• _Task goal_
The entries that follow need to be reproduced exactly, minus any images.
-------- Data in this exercise
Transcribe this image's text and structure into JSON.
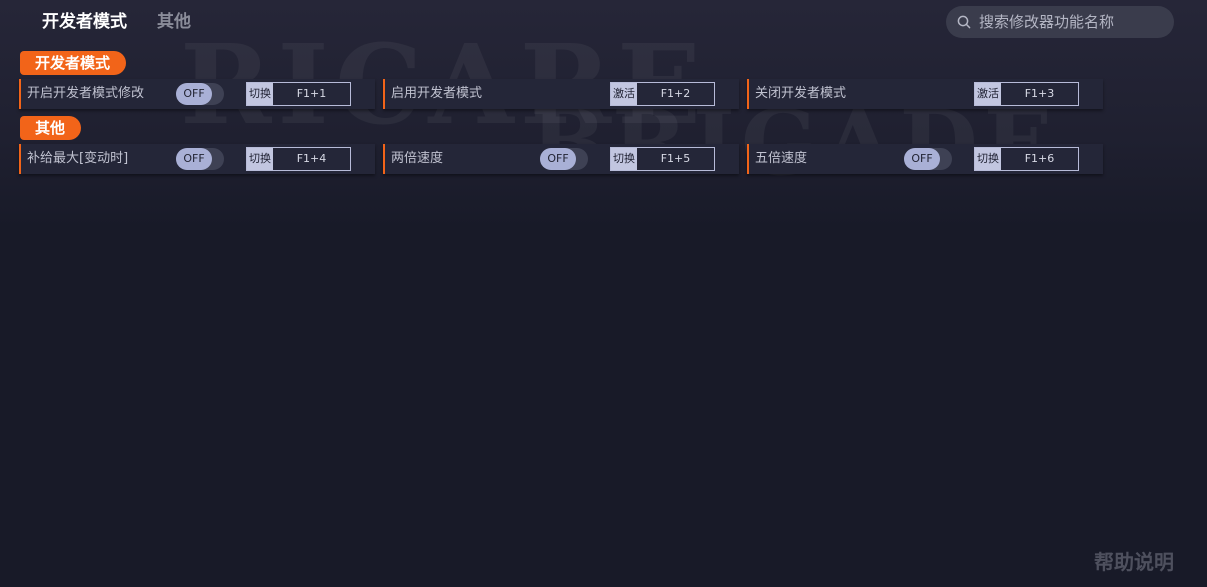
{
  "tabs": [
    {
      "label": "开发者模式",
      "active": true
    },
    {
      "label": "其他",
      "active": false
    }
  ],
  "search": {
    "placeholder": "搜索修改器功能名称",
    "icon": "search-icon"
  },
  "sections": [
    {
      "title": "开发者模式",
      "items": [
        {
          "name": "开启开发者模式修改",
          "toggle": "OFF",
          "action": "切换",
          "hotkey": "F1+1"
        },
        {
          "name": "启用开发者模式",
          "action": "激活",
          "hotkey": "F1+2"
        },
        {
          "name": "关闭开发者模式",
          "action": "激活",
          "hotkey": "F1+3"
        }
      ]
    },
    {
      "title": "其他",
      "items": [
        {
          "name": "补给最大[变动时]",
          "toggle": "OFF",
          "action": "切换",
          "hotkey": "F1+4"
        },
        {
          "name": "两倍速度",
          "toggle": "OFF",
          "action": "切换",
          "hotkey": "F1+5"
        },
        {
          "name": "五倍速度",
          "toggle": "OFF",
          "action": "切换",
          "hotkey": "F1+6"
        }
      ]
    }
  ],
  "help_label": "帮助说明",
  "colors": {
    "accent": "#f26419",
    "background": "#181a28",
    "card": "#242638"
  }
}
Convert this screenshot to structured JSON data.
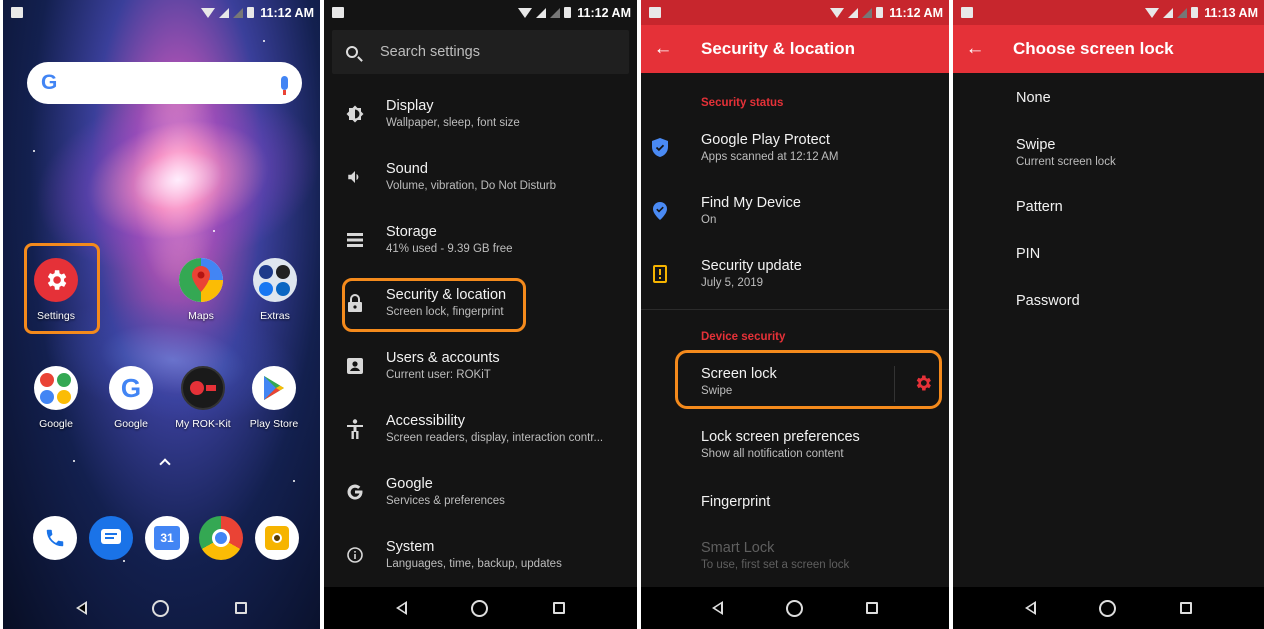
{
  "status": {
    "time_1": "11:12 AM",
    "time_2": "11:12 AM",
    "time_3": "11:12 AM",
    "time_4": "11:13 AM"
  },
  "home": {
    "apps": [
      {
        "label": "Settings"
      },
      {
        "label": "Maps"
      },
      {
        "label": "Extras"
      },
      {
        "label": "Google"
      },
      {
        "label": "Google"
      },
      {
        "label": "My ROK-Kit"
      },
      {
        "label": "Play Store"
      }
    ],
    "dock_calendar_day": "31",
    "g_logo": "G",
    "google_g": "G"
  },
  "settings": {
    "search_placeholder": "Search settings",
    "items": [
      {
        "title": "Display",
        "subtitle": "Wallpaper, sleep, font size",
        "icon": "brightness-icon"
      },
      {
        "title": "Sound",
        "subtitle": "Volume, vibration, Do Not Disturb",
        "icon": "volume-icon"
      },
      {
        "title": "Storage",
        "subtitle": "41% used - 9.39 GB free",
        "icon": "storage-icon"
      },
      {
        "title": "Security & location",
        "subtitle": "Screen lock, fingerprint",
        "icon": "lock-icon"
      },
      {
        "title": "Users & accounts",
        "subtitle": "Current user: ROKiT",
        "icon": "account-icon"
      },
      {
        "title": "Accessibility",
        "subtitle": "Screen readers, display, interaction contr...",
        "icon": "accessibility-icon"
      },
      {
        "title": "Google",
        "subtitle": "Services & preferences",
        "icon": "google-icon"
      },
      {
        "title": "System",
        "subtitle": "Languages, time, backup, updates",
        "icon": "info-icon"
      }
    ]
  },
  "security": {
    "title": "Security & location",
    "section_status": "Security status",
    "section_device": "Device security",
    "items": [
      {
        "title": "Google Play Protect",
        "subtitle": "Apps scanned at 12:12 AM"
      },
      {
        "title": "Find My Device",
        "subtitle": "On"
      },
      {
        "title": "Security update",
        "subtitle": "July 5, 2019"
      },
      {
        "title": "Screen lock",
        "subtitle": "Swipe"
      },
      {
        "title": "Lock screen preferences",
        "subtitle": "Show all notification content"
      },
      {
        "title": "Fingerprint",
        "subtitle": ""
      },
      {
        "title": "Smart Lock",
        "subtitle": "To use, first set a screen lock"
      }
    ]
  },
  "screenlock": {
    "title": "Choose screen lock",
    "options": [
      {
        "title": "None",
        "subtitle": ""
      },
      {
        "title": "Swipe",
        "subtitle": "Current screen lock"
      },
      {
        "title": "Pattern",
        "subtitle": ""
      },
      {
        "title": "PIN",
        "subtitle": ""
      },
      {
        "title": "Password",
        "subtitle": ""
      }
    ]
  },
  "colors": {
    "accent_red": "#e53138",
    "highlight_orange": "#f48a1c",
    "background": "#141414"
  }
}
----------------
• _Response to this task_
Transcribe this image's text and structure into JSON.
{
  "tabs": [
    {
      "label": "开发者模式",
      "active": true
    },
    {
      "label": "其他",
      "active": false
    }
  ],
  "search": {
    "placeholder": "搜索修改器功能名称",
    "icon": "search-icon"
  },
  "sections": [
    {
      "title": "开发者模式",
      "items": [
        {
          "name": "开启开发者模式修改",
          "toggle": "OFF",
          "action": "切换",
          "hotkey": "F1+1"
        },
        {
          "name": "启用开发者模式",
          "action": "激活",
          "hotkey": "F1+2"
        },
        {
          "name": "关闭开发者模式",
          "action": "激活",
          "hotkey": "F1+3"
        }
      ]
    },
    {
      "title": "其他",
      "items": [
        {
          "name": "补给最大[变动时]",
          "toggle": "OFF",
          "action": "切换",
          "hotkey": "F1+4"
        },
        {
          "name": "两倍速度",
          "toggle": "OFF",
          "action": "切换",
          "hotkey": "F1+5"
        },
        {
          "name": "五倍速度",
          "toggle": "OFF",
          "action": "切换",
          "hotkey": "F1+6"
        }
      ]
    }
  ],
  "help_label": "帮助说明",
  "colors": {
    "accent": "#f26419",
    "background": "#181a28",
    "card": "#242638"
  }
}
Convert this screenshot to structured JSON data.
{
  "status": {
    "time_1": "11:12 AM",
    "time_2": "11:12 AM",
    "time_3": "11:12 AM",
    "time_4": "11:13 AM"
  },
  "home": {
    "apps": [
      {
        "label": "Settings"
      },
      {
        "label": "Maps"
      },
      {
        "label": "Extras"
      },
      {
        "label": "Google"
      },
      {
        "label": "Google"
      },
      {
        "label": "My ROK-Kit"
      },
      {
        "label": "Play Store"
      }
    ],
    "dock_calendar_day": "31",
    "g_logo": "G",
    "google_g": "G"
  },
  "settings": {
    "search_placeholder": "Search settings",
    "items": [
      {
        "title": "Display",
        "subtitle": "Wallpaper, sleep, font size",
        "icon": "brightness-icon"
      },
      {
        "title": "Sound",
        "subtitle": "Volume, vibration, Do Not Disturb",
        "icon": "volume-icon"
      },
      {
        "title": "Storage",
        "subtitle": "41% used - 9.39 GB free",
        "icon": "storage-icon"
      },
      {
        "title": "Security & location",
        "subtitle": "Screen lock, fingerprint",
        "icon": "lock-icon"
      },
      {
        "title": "Users & accounts",
        "subtitle": "Current user: ROKiT",
        "icon": "account-icon"
      },
      {
        "title": "Accessibility",
        "subtitle": "Screen readers, display, interaction contr...",
        "icon": "accessibility-icon"
      },
      {
        "title": "Google",
        "subtitle": "Services & preferences",
        "icon": "google-icon"
      },
      {
        "title": "System",
        "subtitle": "Languages, time, backup, updates",
        "icon": "info-icon"
      }
    ]
  },
  "security": {
    "title": "Security & location",
    "section_status": "Security status",
    "section_device": "Device security",
    "items": [
      {
        "title": "Google Play Protect",
        "subtitle": "Apps scanned at 12:12 AM"
      },
      {
        "title": "Find My Device",
        "subtitle": "On"
      },
      {
        "title": "Security update",
        "subtitle": "July 5, 2019"
      },
      {
        "title": "Screen lock",
        "subtitle": "Swipe"
      },
      {
        "title": "Lock screen preferences",
        "subtitle": "Show all notification content"
      },
      {
        "title": "Fingerprint",
        "subtitle": ""
      },
      {
        "title": "Smart Lock",
        "subtitle": "To use, first set a screen lock"
      }
    ]
  },
  "screenlock": {
    "title": "Choose screen lock",
    "options": [
      {
        "title": "None",
        "subtitle": ""
      },
      {
        "title": "Swipe",
        "subtitle": "Current screen lock"
      },
      {
        "title": "Pattern",
        "subtitle": ""
      },
      {
        "title": "PIN",
        "subtitle": ""
      },
      {
        "title": "Password",
        "subtitle": ""
      }
    ]
  },
  "colors": {
    "accent_red": "#e53138",
    "highlight_orange": "#f48a1c",
    "background": "#141414"
  }
}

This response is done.